1778 ENGLISH POETRY 1579-1830: SPENSER AND THE TRADITION

David Hume

Antisceptic, in "Lines intended as an Appendix to the Life and Death of David Hume Esq." Morning Post and Daily Advertiser (25 May 1778).

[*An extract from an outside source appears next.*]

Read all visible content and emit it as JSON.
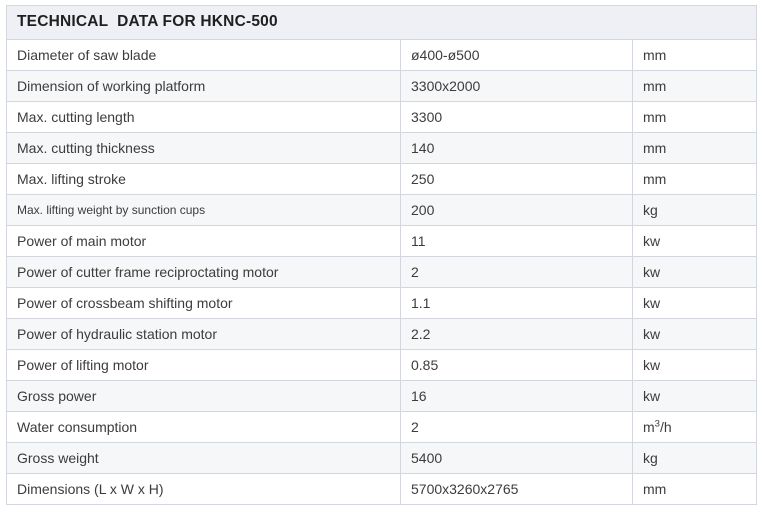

Hume was honest, I grant you; frank, courteous, and gay;
But in this not a tittle superior to Tray;
He could think, and could speak; but declare, I beseech,
Is not Gratitude better than Reason, and Speech?
And here has your Spaniel the best of the matter,
Being fam'd for the former, tho' void of the latter;
Ever true to the master by whom he is fed,
Fondly licking his hand, and attending his tread;
Whilst David his talents most oddly displays
In doubts, and impiety, rather than praise;
To his God turns a rebel, perverting his parts,
An able proficient in Sophistry's arts;
Rash, and mad, like Typhaeus of old, to oppose
The Being, to whom all his vigor he owes.